Tearfully, Fantaye recalls, “I had no choice but to leave. My husband was a drunkard who wasted all the money on his addiction. I had no means of providing for my children. We were hungry all the time and they didn’t have clothing. I wanted all my kids to have a better future, but I could take only one with me.”
Fantaye made her way to the city of Debre Zeit and moved in with her mother and siblings. Within a couple of months, Fantaye’s children all joined her, coming one by one, running away from their father.
A Ray of Hope Vanishes
Soon the lack of space and resources at her mother’s house became a source of conflict between Fantaye and her siblings. Finally, Fantaye’s mother told her daughter to move out. Fantaye was heartbroken and destitute.
But then there was a ray of hope. Fantaye met a man who promised to take care of her and her children. After they married, life started to improve. Fantaye enrolled all her children in school, and with the help of her new husband, she began looking forward to a better life.
Sadly, the ray of hope didn’t last long. Fantaye’s husband started coming home drunk and beating her. “I was pregnant with my eighth child. When things started to spiral out of control, I decided to leave.”
Now separated from her second husband, Fantaye had to settle for renting a room located next to a sewage plant. Because the room was too small to accommodate the family of eight—and one on the way—two of Fantaye’s girls spent the night at neighbors’ houses and her eldest son slept at the nearby church.
Discovering Real Hope
A year after the birth of her eighth child, Merdikios, a true ray of hope came to Fantaye and her family. “My eldest son, who spent the night at the church, came and told me about a program he heard about from the church staff,” she recalls. “He told me that if we registered, the program would support Merdekios and me. We went to the church immediately to learn more.”
“I have seen many mothers who passed through difficult times in my eight years of service with Compassion, but I have never seen a family like Fantaye’s,” recalls staff member Mrs. Zenash, who wasted no time registering Fantaye and Merdekios into the program. “The house she lived in was a health hazard. It was no place to raise kids. Her baby had no space to move around, and the smell of the sewage plant was unbearable. The family shared one hay mattress and there was a shortage of food.”
Immediately, Mrs. Zenash went to work, and in addition to regular program benefits for Fantaye, she arranged for her to receive additional assistance from Compassion’s Highly Vulnerable Child Fund. This extra help enabled Fantayte to rent a two-room house and buy kitchen utensils, mattresses, bed sheets and food.
Fantaye says, “The support I got was a confirmation that God hears the cry of the poor. For the first time in my life, I was able to cook for my kids. We were able to sleep comfortably. We have enough space and a safe environment where my kids can fully focus on their education. Most important, all my kids are living with me.”
Looking Forward to a Brighter Future

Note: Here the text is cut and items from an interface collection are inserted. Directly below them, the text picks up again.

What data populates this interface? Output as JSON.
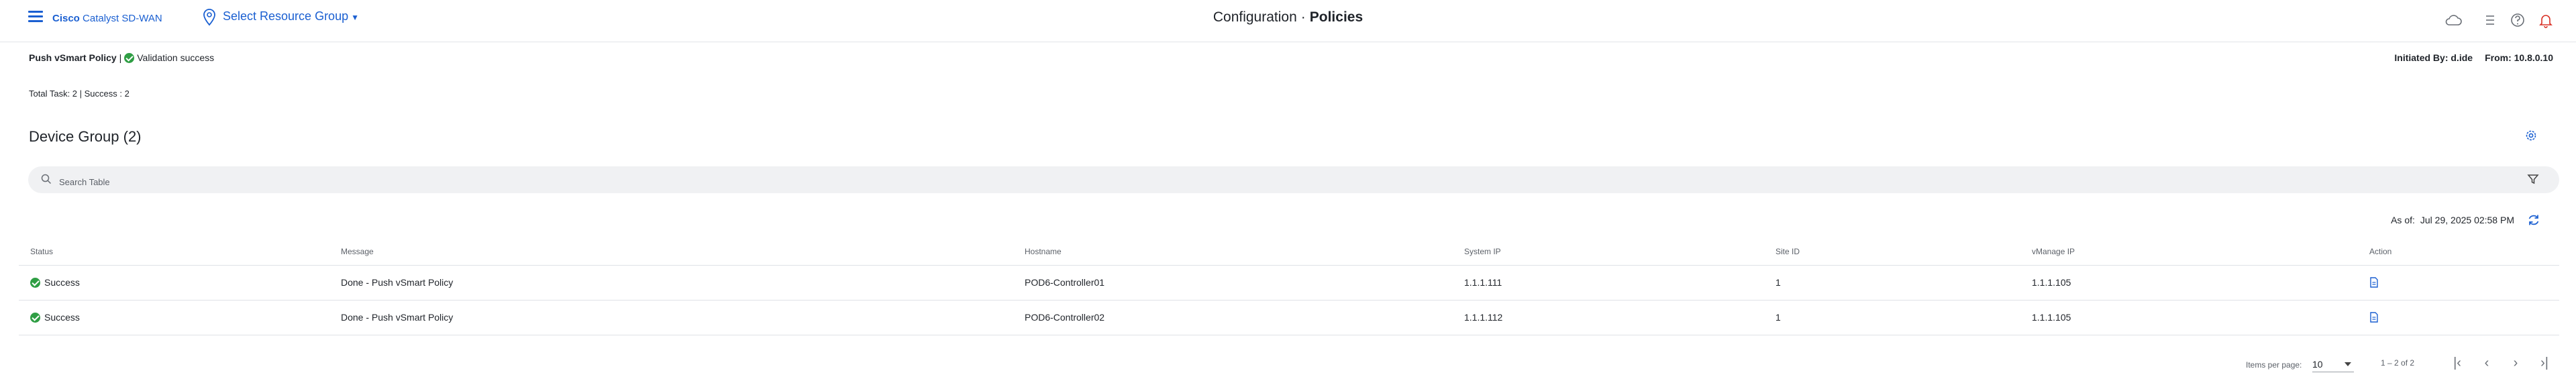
{
  "header": {
    "brand_prefix": "Cisco",
    "brand_name": "Catalyst SD-WAN",
    "resource_group": "Select Resource Group",
    "title_section": "Configuration",
    "title_page": "Policies"
  },
  "task": {
    "name": "Push vSmart Policy",
    "separator": "|",
    "validation": "Validation success",
    "initiated_by": "Initiated By: d.ide",
    "from": "From: 10.8.0.10",
    "totals": "Total Task: 2 | Success : 2"
  },
  "device_group": {
    "title": "Device Group (2)"
  },
  "search": {
    "placeholder": "Search Table",
    "value": ""
  },
  "as_of": {
    "label": "As of:",
    "value": "Jul 29, 2025 02:58 PM"
  },
  "table": {
    "columns": [
      "Status",
      "Message",
      "Hostname",
      "System IP",
      "Site ID",
      "vManage IP",
      "Action"
    ],
    "rows": [
      {
        "status": "Success",
        "message": "Done - Push vSmart Policy",
        "hostname": "POD6-Controller01",
        "system_ip": "1.1.1.111",
        "site_id": "1",
        "vmanage_ip": "1.1.1.105"
      },
      {
        "status": "Success",
        "message": "Done - Push vSmart Policy",
        "hostname": "POD6-Controller02",
        "system_ip": "1.1.1.112",
        "site_id": "1",
        "vmanage_ip": "1.1.1.105"
      }
    ]
  },
  "pagination": {
    "items_per_page_label": "Items per page:",
    "items_per_page": "10",
    "range": "1 – 2 of 2"
  },
  "colors": {
    "accent": "#1a5fd1",
    "success": "#2f9e44",
    "alert": "#d93025"
  },
  "icons": [
    "menu-icon",
    "location-pin-icon",
    "cloud-icon",
    "list-icon",
    "help-icon",
    "bell-icon",
    "gear-icon",
    "search-icon",
    "filter-icon",
    "refresh-icon",
    "document-icon"
  ]
}
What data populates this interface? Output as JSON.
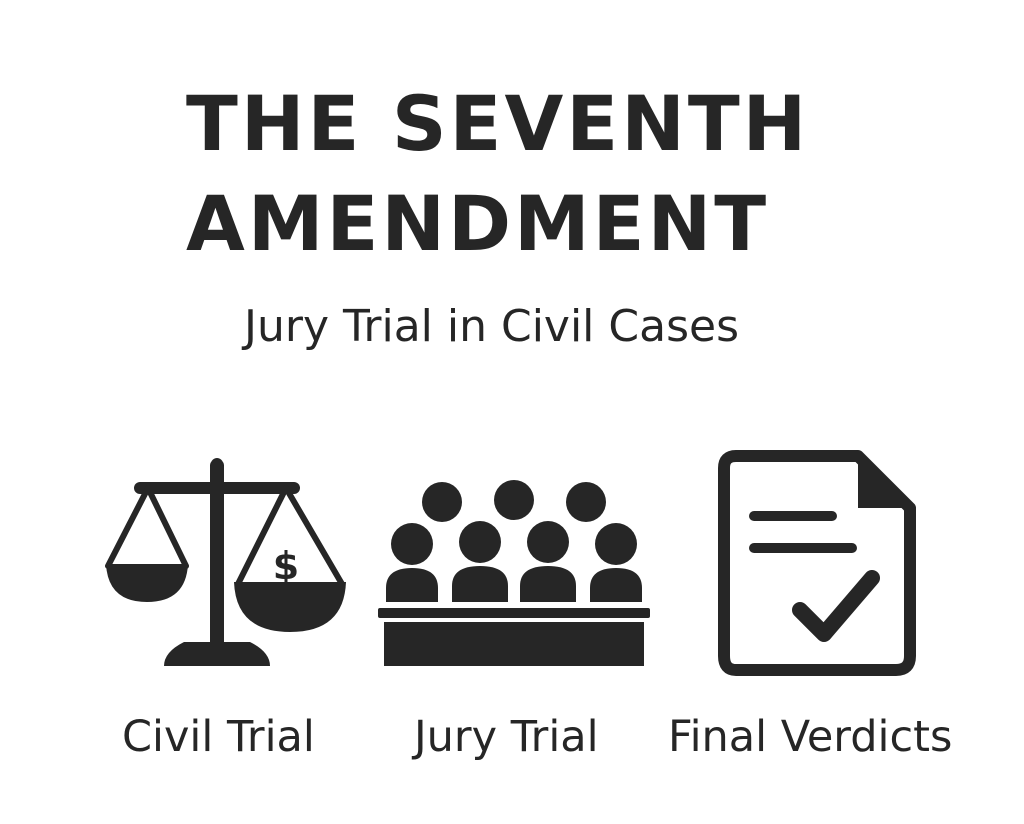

Today, Fantaye has a small business of making and selling biscuits at the local market. Impressed by Fantaye’s resourcefulness, Mrs. Zenash says, “She is earning enough money to pay the rent. She is also saving money. She needed a little push and she seized the opportunity to turn her life around. I admire her determination and courage. There are a lot of women in the program like Fantaye who only need a little support to make a better future for themselves as well as their children.”
Of all the changes in her life, Fantaye considers accepting Jesus as her Savior the greatest. She shares, “I know God hears prayers. I see a bright future because of Compassion. I see a bright future for all my children.”